>>
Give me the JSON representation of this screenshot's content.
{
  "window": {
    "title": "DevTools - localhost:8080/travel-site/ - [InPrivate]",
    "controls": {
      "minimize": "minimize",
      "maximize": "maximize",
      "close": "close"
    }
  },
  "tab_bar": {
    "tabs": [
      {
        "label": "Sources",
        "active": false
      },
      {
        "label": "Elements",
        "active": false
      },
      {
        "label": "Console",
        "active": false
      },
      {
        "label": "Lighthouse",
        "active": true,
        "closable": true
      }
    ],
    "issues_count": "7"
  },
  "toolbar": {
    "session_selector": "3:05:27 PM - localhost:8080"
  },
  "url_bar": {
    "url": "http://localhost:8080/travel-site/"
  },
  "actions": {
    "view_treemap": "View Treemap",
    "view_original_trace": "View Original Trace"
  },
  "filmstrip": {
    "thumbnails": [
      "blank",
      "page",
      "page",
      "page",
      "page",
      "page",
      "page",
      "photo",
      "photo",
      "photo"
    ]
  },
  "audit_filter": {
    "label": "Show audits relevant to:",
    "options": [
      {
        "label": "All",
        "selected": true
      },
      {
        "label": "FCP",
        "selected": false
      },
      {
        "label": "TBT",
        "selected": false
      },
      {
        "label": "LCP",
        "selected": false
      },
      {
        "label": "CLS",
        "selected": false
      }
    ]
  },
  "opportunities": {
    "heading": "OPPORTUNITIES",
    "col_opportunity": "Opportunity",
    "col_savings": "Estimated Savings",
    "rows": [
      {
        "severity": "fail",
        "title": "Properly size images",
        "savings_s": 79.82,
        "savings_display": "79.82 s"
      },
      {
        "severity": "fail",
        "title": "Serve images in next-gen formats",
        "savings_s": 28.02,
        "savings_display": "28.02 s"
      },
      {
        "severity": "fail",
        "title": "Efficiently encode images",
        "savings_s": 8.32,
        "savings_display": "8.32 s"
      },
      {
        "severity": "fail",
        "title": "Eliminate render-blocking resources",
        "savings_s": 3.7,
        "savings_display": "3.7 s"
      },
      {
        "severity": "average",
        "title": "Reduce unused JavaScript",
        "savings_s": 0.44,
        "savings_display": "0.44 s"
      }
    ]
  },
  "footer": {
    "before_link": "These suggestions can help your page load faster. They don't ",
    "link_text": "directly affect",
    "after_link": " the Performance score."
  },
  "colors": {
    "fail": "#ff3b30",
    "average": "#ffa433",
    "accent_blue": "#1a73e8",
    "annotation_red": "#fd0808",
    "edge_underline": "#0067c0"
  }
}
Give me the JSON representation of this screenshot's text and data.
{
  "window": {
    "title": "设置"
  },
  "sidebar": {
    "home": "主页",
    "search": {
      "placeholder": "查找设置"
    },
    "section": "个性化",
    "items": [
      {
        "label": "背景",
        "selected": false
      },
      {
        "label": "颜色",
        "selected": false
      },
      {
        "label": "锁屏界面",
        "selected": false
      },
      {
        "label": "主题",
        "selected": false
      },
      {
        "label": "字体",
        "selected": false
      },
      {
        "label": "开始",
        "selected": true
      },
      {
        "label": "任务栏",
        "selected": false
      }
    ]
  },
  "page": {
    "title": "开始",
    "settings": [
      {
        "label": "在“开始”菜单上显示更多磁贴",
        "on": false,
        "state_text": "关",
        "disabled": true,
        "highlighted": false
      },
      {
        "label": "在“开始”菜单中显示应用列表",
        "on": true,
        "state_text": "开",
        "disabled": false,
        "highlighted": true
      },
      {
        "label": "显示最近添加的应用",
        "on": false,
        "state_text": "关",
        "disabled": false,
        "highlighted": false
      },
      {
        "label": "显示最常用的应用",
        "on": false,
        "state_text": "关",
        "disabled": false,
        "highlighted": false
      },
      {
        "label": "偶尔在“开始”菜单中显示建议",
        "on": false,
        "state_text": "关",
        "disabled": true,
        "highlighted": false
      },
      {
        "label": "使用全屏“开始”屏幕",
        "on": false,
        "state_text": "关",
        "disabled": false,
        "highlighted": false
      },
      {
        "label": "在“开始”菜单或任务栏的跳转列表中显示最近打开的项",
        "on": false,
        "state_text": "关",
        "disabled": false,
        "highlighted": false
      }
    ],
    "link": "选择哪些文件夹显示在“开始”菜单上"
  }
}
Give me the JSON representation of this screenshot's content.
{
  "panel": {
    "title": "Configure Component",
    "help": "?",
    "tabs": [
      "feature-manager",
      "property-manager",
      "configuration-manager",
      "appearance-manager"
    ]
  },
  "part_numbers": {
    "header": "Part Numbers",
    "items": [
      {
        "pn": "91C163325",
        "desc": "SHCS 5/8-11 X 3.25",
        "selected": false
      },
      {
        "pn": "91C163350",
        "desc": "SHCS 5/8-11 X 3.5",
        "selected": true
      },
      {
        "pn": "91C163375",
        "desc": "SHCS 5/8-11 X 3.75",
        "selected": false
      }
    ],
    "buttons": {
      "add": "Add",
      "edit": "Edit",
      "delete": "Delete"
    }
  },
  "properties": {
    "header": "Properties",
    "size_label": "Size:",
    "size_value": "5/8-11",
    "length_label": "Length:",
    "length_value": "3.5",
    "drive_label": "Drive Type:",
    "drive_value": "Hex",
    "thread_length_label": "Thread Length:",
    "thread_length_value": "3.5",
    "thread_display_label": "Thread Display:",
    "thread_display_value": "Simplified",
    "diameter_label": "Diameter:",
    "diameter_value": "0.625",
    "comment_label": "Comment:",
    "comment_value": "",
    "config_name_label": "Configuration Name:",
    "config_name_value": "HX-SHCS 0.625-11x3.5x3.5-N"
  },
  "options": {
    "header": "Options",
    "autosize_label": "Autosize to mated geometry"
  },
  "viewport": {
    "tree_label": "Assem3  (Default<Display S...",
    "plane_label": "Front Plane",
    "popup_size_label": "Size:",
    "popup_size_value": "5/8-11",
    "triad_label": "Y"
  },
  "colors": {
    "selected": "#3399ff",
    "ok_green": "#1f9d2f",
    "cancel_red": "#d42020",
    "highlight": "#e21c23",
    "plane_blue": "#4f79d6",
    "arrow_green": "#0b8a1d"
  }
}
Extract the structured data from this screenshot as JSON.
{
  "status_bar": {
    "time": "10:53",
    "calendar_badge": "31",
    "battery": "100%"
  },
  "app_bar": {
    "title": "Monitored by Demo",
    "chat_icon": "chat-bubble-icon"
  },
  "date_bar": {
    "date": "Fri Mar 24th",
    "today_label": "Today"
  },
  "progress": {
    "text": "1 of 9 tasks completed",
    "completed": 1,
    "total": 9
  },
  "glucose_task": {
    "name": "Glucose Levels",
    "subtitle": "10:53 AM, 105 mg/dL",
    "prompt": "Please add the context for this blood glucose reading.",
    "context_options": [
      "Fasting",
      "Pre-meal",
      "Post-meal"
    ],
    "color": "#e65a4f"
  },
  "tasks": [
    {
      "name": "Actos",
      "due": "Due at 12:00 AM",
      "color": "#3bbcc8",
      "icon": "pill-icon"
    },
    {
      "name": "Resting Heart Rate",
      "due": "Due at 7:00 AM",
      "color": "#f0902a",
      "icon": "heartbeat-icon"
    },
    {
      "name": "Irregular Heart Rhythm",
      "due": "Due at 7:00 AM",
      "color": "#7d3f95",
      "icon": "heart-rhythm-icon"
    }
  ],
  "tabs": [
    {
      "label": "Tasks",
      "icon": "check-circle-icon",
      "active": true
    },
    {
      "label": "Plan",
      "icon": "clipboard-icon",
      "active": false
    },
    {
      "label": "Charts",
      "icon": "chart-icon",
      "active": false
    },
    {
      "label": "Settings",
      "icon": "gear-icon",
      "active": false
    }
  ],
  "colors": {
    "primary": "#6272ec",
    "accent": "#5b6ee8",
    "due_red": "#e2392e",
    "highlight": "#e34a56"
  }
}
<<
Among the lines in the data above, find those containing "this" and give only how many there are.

5